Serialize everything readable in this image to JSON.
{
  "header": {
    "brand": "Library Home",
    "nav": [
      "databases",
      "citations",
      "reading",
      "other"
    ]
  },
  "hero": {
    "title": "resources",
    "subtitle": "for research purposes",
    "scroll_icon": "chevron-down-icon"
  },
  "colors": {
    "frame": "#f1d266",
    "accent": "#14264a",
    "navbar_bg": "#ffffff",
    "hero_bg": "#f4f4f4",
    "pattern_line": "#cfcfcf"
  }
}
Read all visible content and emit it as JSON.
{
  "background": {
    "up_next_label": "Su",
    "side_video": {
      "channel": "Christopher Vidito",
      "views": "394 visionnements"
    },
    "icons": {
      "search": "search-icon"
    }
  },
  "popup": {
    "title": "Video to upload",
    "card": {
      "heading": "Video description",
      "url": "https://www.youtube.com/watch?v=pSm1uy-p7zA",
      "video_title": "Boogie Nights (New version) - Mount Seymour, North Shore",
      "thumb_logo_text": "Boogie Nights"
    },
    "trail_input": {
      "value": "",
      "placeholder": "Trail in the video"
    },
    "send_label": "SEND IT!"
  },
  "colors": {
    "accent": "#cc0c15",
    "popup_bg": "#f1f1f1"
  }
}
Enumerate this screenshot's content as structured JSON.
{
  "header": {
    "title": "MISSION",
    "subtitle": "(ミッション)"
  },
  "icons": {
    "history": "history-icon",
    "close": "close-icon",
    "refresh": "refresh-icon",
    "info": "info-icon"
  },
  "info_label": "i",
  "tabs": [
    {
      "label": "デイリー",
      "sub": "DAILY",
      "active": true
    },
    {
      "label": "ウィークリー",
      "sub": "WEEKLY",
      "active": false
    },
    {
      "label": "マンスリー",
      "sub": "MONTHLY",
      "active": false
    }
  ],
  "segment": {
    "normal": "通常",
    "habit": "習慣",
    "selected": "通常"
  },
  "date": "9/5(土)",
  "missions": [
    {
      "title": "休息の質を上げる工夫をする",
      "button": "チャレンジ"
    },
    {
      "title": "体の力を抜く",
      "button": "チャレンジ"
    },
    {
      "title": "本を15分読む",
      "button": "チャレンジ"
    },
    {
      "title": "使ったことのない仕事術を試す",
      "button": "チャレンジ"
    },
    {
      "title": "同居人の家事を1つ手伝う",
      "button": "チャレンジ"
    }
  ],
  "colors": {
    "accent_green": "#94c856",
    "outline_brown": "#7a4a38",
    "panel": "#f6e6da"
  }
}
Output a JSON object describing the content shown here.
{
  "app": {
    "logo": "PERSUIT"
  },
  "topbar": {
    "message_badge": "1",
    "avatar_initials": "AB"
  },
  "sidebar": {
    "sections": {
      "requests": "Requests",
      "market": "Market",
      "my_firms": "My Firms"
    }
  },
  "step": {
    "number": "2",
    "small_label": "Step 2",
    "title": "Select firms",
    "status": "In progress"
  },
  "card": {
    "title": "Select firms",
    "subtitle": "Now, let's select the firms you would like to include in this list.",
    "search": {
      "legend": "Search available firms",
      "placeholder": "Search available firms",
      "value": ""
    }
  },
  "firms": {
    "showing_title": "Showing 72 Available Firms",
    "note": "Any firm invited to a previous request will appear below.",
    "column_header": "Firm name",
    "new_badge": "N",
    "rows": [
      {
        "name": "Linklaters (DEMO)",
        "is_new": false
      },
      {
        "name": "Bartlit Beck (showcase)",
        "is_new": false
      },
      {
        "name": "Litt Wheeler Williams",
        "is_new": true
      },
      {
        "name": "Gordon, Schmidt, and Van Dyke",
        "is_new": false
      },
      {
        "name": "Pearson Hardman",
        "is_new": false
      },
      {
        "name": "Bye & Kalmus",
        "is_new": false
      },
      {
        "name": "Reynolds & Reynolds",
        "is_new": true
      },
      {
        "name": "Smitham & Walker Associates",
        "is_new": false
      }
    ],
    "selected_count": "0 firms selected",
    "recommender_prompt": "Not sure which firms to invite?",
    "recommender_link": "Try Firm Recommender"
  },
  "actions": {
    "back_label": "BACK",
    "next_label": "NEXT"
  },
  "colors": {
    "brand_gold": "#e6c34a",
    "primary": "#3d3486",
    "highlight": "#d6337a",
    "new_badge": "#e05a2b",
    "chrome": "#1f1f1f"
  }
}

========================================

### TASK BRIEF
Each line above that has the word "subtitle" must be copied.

### RESPONSE
    "subtitle": "for research purposes",
    "subtitle": "(ミッション)"
    "subtitle": "Now, let's select the firms you would like to include in this list.",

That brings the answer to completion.